For one moment yesterday, WordPress stopped opening, then a window popped out and asked me to click a box, which directed me to a site, where I was asked to type my blog name in a box, my email address in a box, and my query in another box, and I typed “I can’t blog, duh! Why aren’t you opening?” And then it replied that it was receiving the query in bits and to wait because it would get back to me; I didn’t wait, and opened the program again, and it did, it opened. I guess it was the server’s program’s way of checking or making sure that the blogger was not a robot or a computer program by finding out if it can answer and type complete sentences or do a little problem-solving. But robots and computer programs can do that, answer questions and type what I typed (“I can’t blog, duh! Why aren’t you opening?”). And the site that received the typed sentence was just a computer program. I guess it was the ‘duh’ (?), it signified an emotion (?), so the program decided I wasn’t a computer program. A month ago a link appeared in the dashboard, and it’s still there, suggesting that I should post an avatar or a photo to symbolize my identity, and I ignored it; so maybe it thought I wasn’t a real person. Or maybe because I still refuse to write anything in the “About” (about the author), it thinks I’m not a real person.
Trust a computer program not to recognize a real person (well, in this case, it did in the end when I answered its questions).
I’m real! My eyebrows grow out everyday! Well, I guess you can design a robot with hair follicles that grow out everyday. If a computer program can teach languages and play chess (you know, AI, artificial intelligence), I guess you can design robots that can teach chemistry or political science, adjudicate cases, replace professors, doctors, architects, reporters (well, I don’t know if they can replace reporters. Why not. Different kinds of programs that can see and make observations, just choose the computer program that you want to get your news from), or news presenters, dancers, composers, nannies, carpenters. Or you can even have computer programs or robots that can reproduce themselves or create other programs.
But can they question what the hell they are doing what they are doing. Or ask why they can’t do things other than what they are doing. I guess you can have a program that does that too.
But can it dislike what it’s doing and want to do something else on any day without pattern.
I don’t want to post an avatar like it suggested because I don’t have time or maybe because I don’t like to or maybe because I haven’t made up my mind about these blogs and never sat down to decide finally; it’s no one’s business; as long as I’m not committing a crime, like libeling anyone. [for your information; that is, the program’s; (I’m talking to a robot now), I don’t return some calls I get and that makes me as real as anyone who does.]
Of course, in the end I followed its program by answering its questions, but that was for an end, and I took it because it was advantageous to me.
I guess what I’m trying to say in this long, senseless, unstructured, disorganized, out-of-focus, distracted, stream is: the programs and robots are still dummies; right now they are; but I would be happy and not sad if they took over my jobs because, well, maybe, I could sit back and have the job of evaluating them or maybe do something else. If you had the choice, would you be doing what you’re doing now? Yes! Of course. But maybe because you haven’t been replaced by robots, you don’t know yet what you don’t know.

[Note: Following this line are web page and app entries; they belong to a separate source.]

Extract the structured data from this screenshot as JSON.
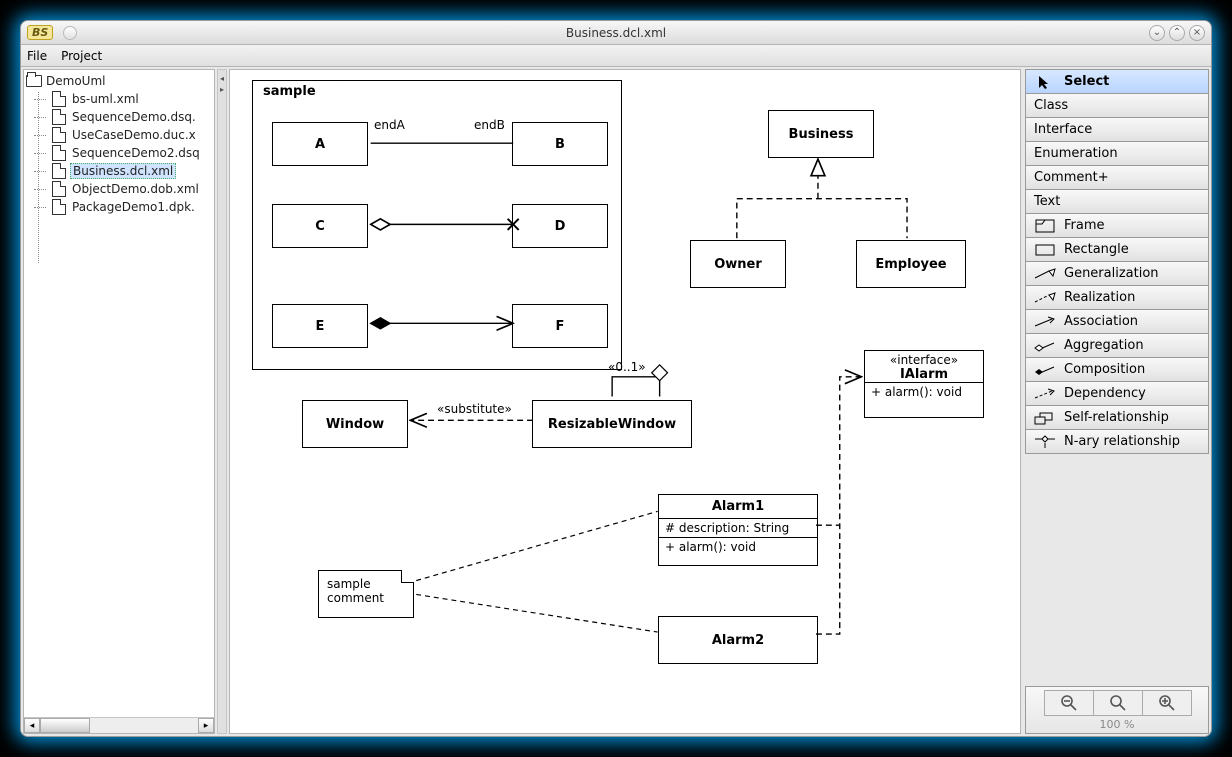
{
  "titlebar": {
    "badge": "BS",
    "title": "Business.dcl.xml",
    "min": "⌄",
    "max": "⌃",
    "close": "×"
  },
  "menubar": {
    "file": "File",
    "project": "Project"
  },
  "tree": {
    "root": "DemoUml",
    "items": [
      "bs-uml.xml",
      "SequenceDemo.dsq.",
      "UseCaseDemo.duc.x",
      "SequenceDemo2.dsq",
      "Business.dcl.xml",
      "ObjectDemo.dob.xml",
      "PackageDemo1.dpk."
    ],
    "selected_index": 4
  },
  "canvas": {
    "frame_label": "sample",
    "endA": "endA",
    "endB": "endB",
    "A": "A",
    "B": "B",
    "C": "C",
    "D": "D",
    "E": "E",
    "F": "F",
    "Business": "Business",
    "Owner": "Owner",
    "Employee": "Employee",
    "multiplicity": "«0..1»",
    "Window": "Window",
    "substitute": "«substitute»",
    "ResizableWindow": "ResizableWindow",
    "interface_stereo": "«interface»",
    "IAlarm": "IAlarm",
    "ialarm_op": "+ alarm(): void",
    "Alarm1": "Alarm1",
    "alarm1_attr": "# description: String",
    "alarm1_op": "+ alarm(): void",
    "Alarm2": "Alarm2",
    "comment_l1": "sample",
    "comment_l2": "comment"
  },
  "palette": {
    "select": "Select",
    "class": "Class",
    "interface": "Interface",
    "enum": "Enumeration",
    "comment": "Comment+",
    "text": "Text",
    "frame": "Frame",
    "rectangle": "Rectangle",
    "generalization": "Generalization",
    "realization": "Realization",
    "association": "Association",
    "aggregation": "Aggregation",
    "composition": "Composition",
    "dependency": "Dependency",
    "self": "Self-relationship",
    "nary": "N-ary relationship"
  },
  "zoom": {
    "label": "100 %"
  }
}
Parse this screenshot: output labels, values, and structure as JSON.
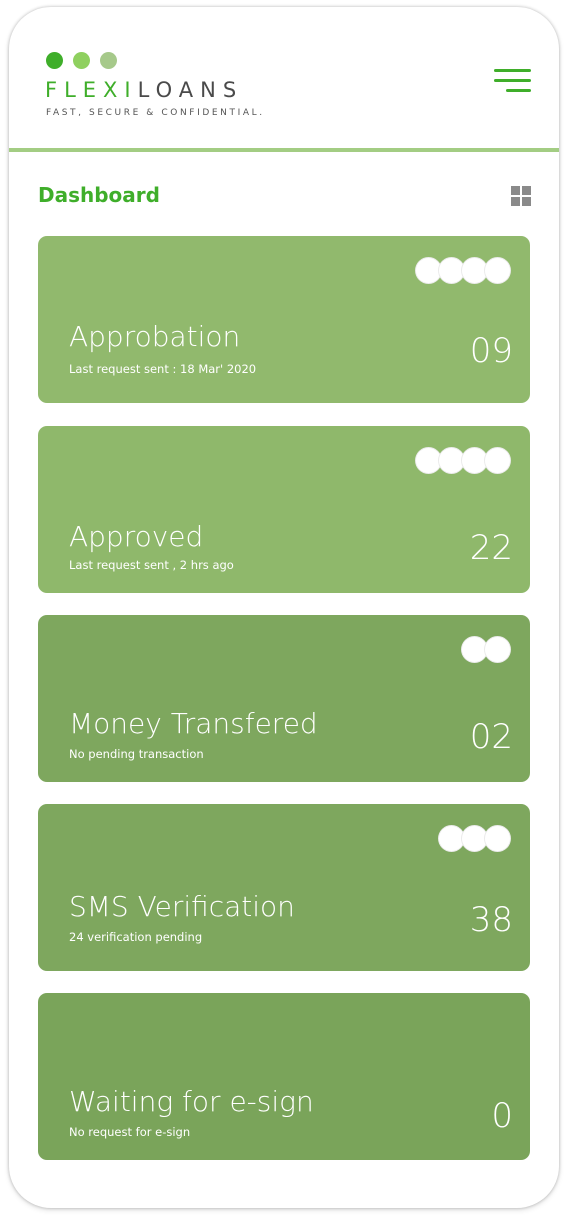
{
  "header": {
    "logo_word_green": "FLEXI",
    "logo_word_dark": "LOANS",
    "logo_tagline": "FAST, SECURE & CONFIDENTIAL.",
    "menu_icon": "hamburger-menu-icon"
  },
  "colors": {
    "brand_green": "#3fae2a",
    "divider": "#a3cd83",
    "card_light": "#91b96d",
    "card_dark": "#7ea75e"
  },
  "dashboard": {
    "title": "Dashboard",
    "view_icon": "grid-view-icon"
  },
  "cards": [
    {
      "title": "Approbation",
      "subtitle": "Last request sent : 18 Mar' 2020",
      "count": "09",
      "avatars": 4
    },
    {
      "title": "Approved",
      "subtitle": "Last request sent , 2 hrs ago",
      "count": "22",
      "avatars": 4
    },
    {
      "title": "Money Transfered",
      "subtitle": "No pending transaction",
      "count": "02",
      "avatars": 2
    },
    {
      "title": "SMS Verification",
      "subtitle": "24 verification pending",
      "count": "38",
      "avatars": 3
    },
    {
      "title": "Waiting for e-sign",
      "subtitle": "No request for e-sign",
      "count": "0",
      "avatars": 0
    }
  ]
}
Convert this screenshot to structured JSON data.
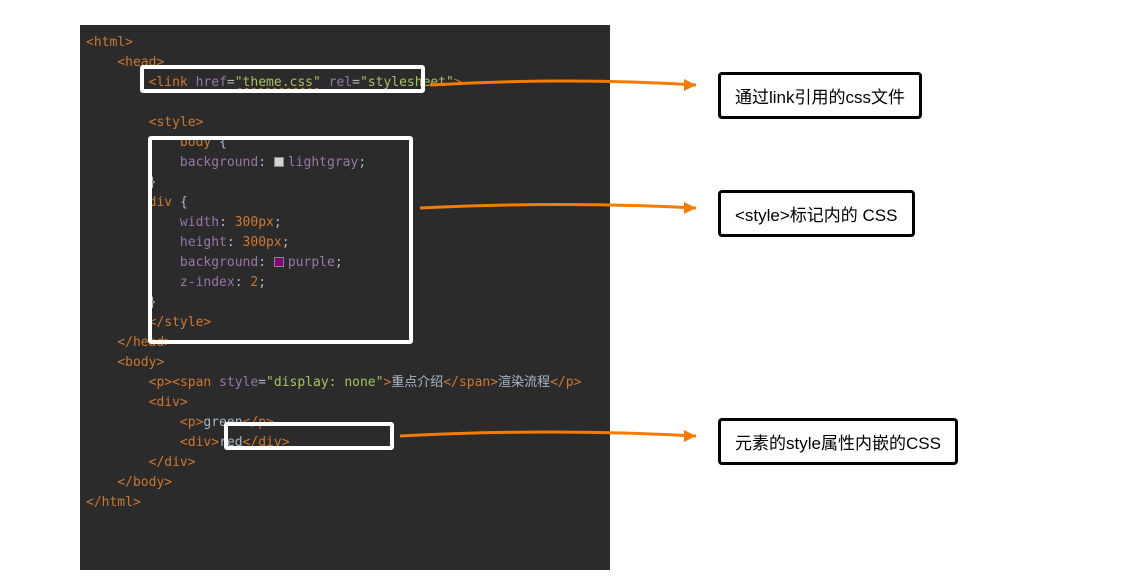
{
  "labels": {
    "link_css": "通过link引用的css文件",
    "style_css": "<style>标记内的 CSS",
    "inline_css": "元素的style属性内嵌的CSS"
  },
  "code": {
    "html_open": "<html>",
    "head_open": "<head>",
    "link_tag_open": "<link",
    "link_href_name": "href",
    "link_href_val": "\"theme.css\"",
    "link_rel_name": "rel",
    "link_rel_val": "\"stylesheet\"",
    "link_close": ">",
    "style_open": "<style>",
    "body_sel": "body {",
    "bg_prop": "background",
    "lightgray_val": "lightgray",
    "body_close": "}",
    "div_sel": "div {",
    "width_prop": "width",
    "width_val": "300px",
    "height_prop": "height",
    "height_val": "300px",
    "purple_val": "purple",
    "zindex_prop": "z-index",
    "zindex_val": "2",
    "div_close": "}",
    "style_close": "</style>",
    "head_close": "</head>",
    "body_open": "<body>",
    "p_open": "<p>",
    "span_open": "<span",
    "style_attr": "style",
    "style_attr_val": "\"display: none\"",
    "span_close_bracket": ">",
    "span_text1": "重点介绍",
    "span_close": "</span>",
    "after_span_text": "渲染流程",
    "p_close": "</p>",
    "div_open": "<div>",
    "green_text": "green",
    "red_text": "red",
    "div_closetag": "</div>",
    "body_closetag": "</body>",
    "html_close": "</html>"
  }
}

Children are reading a lot less nowadays than our generation, they’re glued hours and hours and days and days and nights to multi-media computer games; they do their homework but in their spare time, which is a lot more, they’re glued to the computer games; I try not to worry and think, or hope that, even if it has a price, it’s worth it, I hope; that if their thought processes now run more in images and motions and speed, rather than words, they see reality differently and can imagine computer programs different from the ones we’re using. Or better.
(I know it has other psychological or sociological effects but the study there I guess is not complete because they’re still children. We don’t know for a fact what the effects are).
Computer programs will take over our jobs so we can have more choices and discover ourselves more; at least that’s how it’s supposed to work in the future (well, of course, to equalize chances and choices across the populace, your economic structures should allow for it). I’m rambling.